The adaptation of goals requires new approaches in the strategic planning and management, involving the public to find ways to identify commonly agreed aims for biotechnology. This also means opening the process of research prioritisation. One method is a problem oriented approach which identifies a need and seeks a consensus about the best way to meet it, where GM is only one possibility amongst many, used only if it is really is optimal solution. In line with this, a company’s strategy on patent protection needs to be reviewed responsively with the public, in order to ensure that the less remunerative but crucial human or environmental benefits are not sidelined by the best commercial options. Changes are also needed to free up company-owned basic methods and applications with potential uses for the world’s poor.

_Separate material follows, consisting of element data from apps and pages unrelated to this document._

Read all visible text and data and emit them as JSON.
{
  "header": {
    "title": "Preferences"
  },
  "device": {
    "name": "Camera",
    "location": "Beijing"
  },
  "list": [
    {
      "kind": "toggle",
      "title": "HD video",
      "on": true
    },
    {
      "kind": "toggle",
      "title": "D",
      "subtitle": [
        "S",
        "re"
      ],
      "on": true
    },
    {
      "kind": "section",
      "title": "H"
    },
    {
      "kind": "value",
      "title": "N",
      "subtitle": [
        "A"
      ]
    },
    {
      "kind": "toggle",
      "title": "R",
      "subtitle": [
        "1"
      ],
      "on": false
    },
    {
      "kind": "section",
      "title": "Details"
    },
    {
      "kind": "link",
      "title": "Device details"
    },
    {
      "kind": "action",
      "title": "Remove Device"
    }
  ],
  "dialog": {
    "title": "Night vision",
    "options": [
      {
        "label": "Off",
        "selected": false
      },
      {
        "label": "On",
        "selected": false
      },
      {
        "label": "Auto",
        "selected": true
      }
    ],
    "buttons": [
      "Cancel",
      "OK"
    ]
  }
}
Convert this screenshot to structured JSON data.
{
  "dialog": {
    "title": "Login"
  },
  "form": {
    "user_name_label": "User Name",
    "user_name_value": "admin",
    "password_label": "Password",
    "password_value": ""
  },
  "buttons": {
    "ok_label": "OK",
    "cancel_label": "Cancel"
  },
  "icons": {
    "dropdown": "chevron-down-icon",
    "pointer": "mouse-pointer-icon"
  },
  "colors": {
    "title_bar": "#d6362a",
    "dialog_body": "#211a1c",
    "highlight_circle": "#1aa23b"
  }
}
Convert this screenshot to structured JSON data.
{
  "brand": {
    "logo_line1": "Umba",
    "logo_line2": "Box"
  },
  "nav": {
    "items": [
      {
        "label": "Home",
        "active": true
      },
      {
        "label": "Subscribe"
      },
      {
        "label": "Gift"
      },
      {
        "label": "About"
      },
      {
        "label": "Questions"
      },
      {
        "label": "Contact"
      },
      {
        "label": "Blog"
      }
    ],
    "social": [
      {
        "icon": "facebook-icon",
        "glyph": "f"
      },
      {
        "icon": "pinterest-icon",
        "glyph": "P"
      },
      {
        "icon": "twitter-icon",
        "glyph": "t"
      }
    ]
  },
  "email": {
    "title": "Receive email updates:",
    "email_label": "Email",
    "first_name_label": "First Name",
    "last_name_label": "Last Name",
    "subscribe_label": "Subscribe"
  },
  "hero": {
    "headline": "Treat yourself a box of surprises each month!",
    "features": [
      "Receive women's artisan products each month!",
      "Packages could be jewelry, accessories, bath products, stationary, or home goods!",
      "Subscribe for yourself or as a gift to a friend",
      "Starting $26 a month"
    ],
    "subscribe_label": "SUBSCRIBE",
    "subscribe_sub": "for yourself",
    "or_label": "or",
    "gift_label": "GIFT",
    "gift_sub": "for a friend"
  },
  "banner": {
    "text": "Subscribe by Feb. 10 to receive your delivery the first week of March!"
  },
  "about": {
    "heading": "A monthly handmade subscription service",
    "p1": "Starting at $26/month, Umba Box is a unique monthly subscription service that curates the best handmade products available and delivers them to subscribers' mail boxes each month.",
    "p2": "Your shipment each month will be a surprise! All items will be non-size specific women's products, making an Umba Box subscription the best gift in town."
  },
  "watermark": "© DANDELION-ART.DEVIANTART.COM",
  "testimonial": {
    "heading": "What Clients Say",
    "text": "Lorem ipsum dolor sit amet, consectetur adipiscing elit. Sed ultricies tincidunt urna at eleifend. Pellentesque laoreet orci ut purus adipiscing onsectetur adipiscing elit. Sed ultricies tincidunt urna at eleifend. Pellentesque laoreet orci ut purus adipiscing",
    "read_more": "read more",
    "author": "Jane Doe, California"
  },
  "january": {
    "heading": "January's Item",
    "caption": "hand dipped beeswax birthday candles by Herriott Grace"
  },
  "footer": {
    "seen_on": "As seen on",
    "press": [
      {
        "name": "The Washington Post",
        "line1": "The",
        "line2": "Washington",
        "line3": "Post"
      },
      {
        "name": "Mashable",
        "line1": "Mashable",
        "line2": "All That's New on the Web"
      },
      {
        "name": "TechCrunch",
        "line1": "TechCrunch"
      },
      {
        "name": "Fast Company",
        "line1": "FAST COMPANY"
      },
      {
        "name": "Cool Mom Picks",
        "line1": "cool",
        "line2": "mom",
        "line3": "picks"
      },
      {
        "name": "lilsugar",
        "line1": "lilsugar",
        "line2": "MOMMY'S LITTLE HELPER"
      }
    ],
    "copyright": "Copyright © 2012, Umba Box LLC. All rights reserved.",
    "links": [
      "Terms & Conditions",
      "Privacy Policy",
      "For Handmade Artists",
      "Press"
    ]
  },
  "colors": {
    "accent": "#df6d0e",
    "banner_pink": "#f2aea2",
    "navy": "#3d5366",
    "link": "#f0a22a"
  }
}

Lastly, a common vision for biotechnology also includes a corresponding transparency by government and regulators. Cultures unused to open discussion need to develop it. To restore public confidence, the patenting process needs a parallel process of ethical assessment of bioinventions, and the risk regulation needs independent sources of critical data clearly segregated from any commercial interest. The long trend in most industrial countries to switch from public sector funding to private has produced a corresponding decrease in public trust in research. In today’s climate of deep scepticism of private sector biotechnology, the mentality of ‘commercial-in-confidence’ needs rethinking. It is more important to regain the confidence of the public than to keep commercial confidentiality for a product which no one trusts.
This paper has explored some roots of the crisis in public trust of GM food, highlightng key ethical issues which were ignored and the values held by power groups on different sides. A social contract for biotechnology is proposed, whose conditions indicate what would be necessary to re-establish trust. A more publicly responsive model of planning in biotechnology is suggested, in order to seek to find common cause with the wider population, without which there will be probably no future for GM crops in Europe.
1 Bruce, D. and Bruce, A. (eds), 1999, Engineering Genesis, Earthscan, London.
Printed from www.srtp.org.uk on Wed, October 18, 2017
© The Church of Scotland 2017